What is a  solidarity scholarship?

Catalyst believes that working-class  leadership is strongly needed in order to build a more just and  equitable society.  Working-class people are the majority in our society  and have a strategic role economically, politically, and culturally. Poor and working-class people experience the direct  hardships of capitalism on  bodies, spirits, and communities, and  are often in positions to see opportunities to create social change.   Throughout history, poor and working-class people have built powerful  social justice movements that have changed the values and institutions  that govern society.   We believe that working-class leadership based in  values of solidarity, democracy, and mutual aid is necessary for our  collective liberation.  The Carl Braden Working Class Leadership  Scholarship Fund is a solidarity scholarship for working class and poor  participants in the Anne Braden Program to develop their leadership.   Carl Braden, Anne’s partner, was a working class union  organizer, anti-racist activist and feminist.  These scholarships are not  given as a form of charity, but as active solidarity with poor  and working class activists whose leadership is needed in racial justice work.

How  was the Anne Braden program developed?

Since the end of the  Challenging White Supremacy (CWS) workshops (a 15-week anti-racism  training institute based in San Francisco that the Catalyst Project grew  out of in 2000), there has been an acute need and a consistent request  for a training space such as this. We believe political education should  be directly tied to on-the-ground organizing, and shaped by the social  justice community of which we are a part, so we developed a community  input process.  This included meetings with Sharon Martinas, who ran the  CWS workshops, Elizabeth ‘Betita’ Martinez who has led many efforts to  build multiracial movement strategy, and other movement elders, getting  feedback and ideas from all of our advisers, having ongoing meetings  with racial and economic justice organizations and organizers, and  holding a community meeting to get feedback and ideas on how this  program can most effectively support multiracial movement building and  struggles for social justice.
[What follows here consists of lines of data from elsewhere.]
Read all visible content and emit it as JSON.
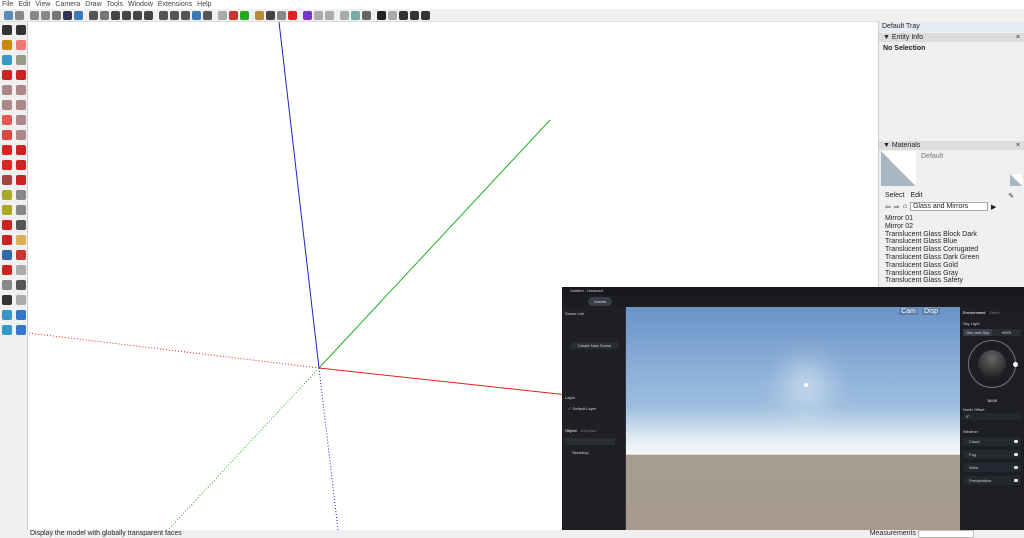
{
  "menu": [
    "File",
    "Edit",
    "View",
    "Camera",
    "Draw",
    "Tools",
    "Window",
    "Extensions",
    "Help"
  ],
  "tray": {
    "title": "Default Tray",
    "entity_info": {
      "title": "Entity Info",
      "status": "No Selection"
    },
    "materials": {
      "title": "Materials",
      "current": "Default",
      "tabs": [
        "Select",
        "Edit"
      ],
      "library": "Glass and Mirrors",
      "items": [
        "Mirror 01",
        "Mirror 02",
        "Translucent Glass Block Dark",
        "Translucent Glass Blue",
        "Translucent Glass Corrugated",
        "Translucent Glass Dark Green",
        "Translucent Glass Gold",
        "Translucent Glass Gray",
        "Translucent Glass Safety"
      ]
    }
  },
  "status": {
    "hint": "Display the model with globally transparent faces",
    "measurements_label": "Measurements"
  },
  "app": {
    "title": "Untitled - Unsaved",
    "assets_label": "Assets",
    "scene_list_label": "Scene List",
    "create_scene_label": "Create New Scene",
    "layer_label": "Layer",
    "default_layer": "Default Layer",
    "object_tabs": [
      "Object",
      "Imported"
    ],
    "object_item": "Sketchup",
    "view_buttons": [
      "Cam",
      "Disp"
    ],
    "right_tabs": [
      "Environment",
      "Effect"
    ],
    "sky_light_label": "Sky Light",
    "sky_modes": [
      "Geo and Sky",
      "HDRI"
    ],
    "time": "18:00",
    "north_offset_label": "North Offset",
    "north_offset_value": "0°",
    "weather_label": "Weather",
    "weather_items": [
      "Cloud",
      "Fog",
      "Wind",
      "Precipitation"
    ]
  },
  "colors": {
    "x_axis": "#e02020",
    "y_axis": "#20b020",
    "z_axis": "#2020d0",
    "app_bg": "#1e2026"
  }
}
We have led four Anne Braden  Programs with over 130 people. Many of the participants said it was a  transformative experience for them, and had a significant impact on their social justice work.  We have received positive feedback from the volunteer placement sites that participants have made important  contributions to their work.  Additionally, we have received feedback  from organizers of color and white anti-racists in the Bay Area and around the country that developing more white anti-racist leaders and  organizers is making an important contribution to multiracial movement  building.

Reflections from past participants and site  supervisors:


The Braden Program gave us an understanding  of how to bring our whole selves to our lives, organizing, families and  communities – through exploring our roots; developing analysis around  oppression, resistance and movement building; and strengthening our  confidence and leadership skills as anti-racist organizers. The  different components of the program are helping me meaningfully place  myself in racial justice struggles for the long haul.

-Leah Carnine,  Braden Participant ‘09 (Tempe, Arizona)

Given the vision we have  for our people and the current conditions, there is always a tremendous  gap between the resources and people power we have and what we want and  need to accomplish. The skills, energy, and time that our Anne Braden  volunteers gave last fall made things possible that simply would not  have been possible without them. Along with the boost in capacity, the  individuals that joined our organization for four and a half months  helped to push us and inspire us by bringing their passion, curiosity,  hope, wisdom and love to our work.  

-Vanessa Moses, Volunteer  Placement Site Supervisor ’08 and ’09 (Lead Organizer with Causa Justa  :: Just Cause)

The next Anne Braden Program will be held from February through May of 2015. Applications will be open from June 1 to September 1, 2014.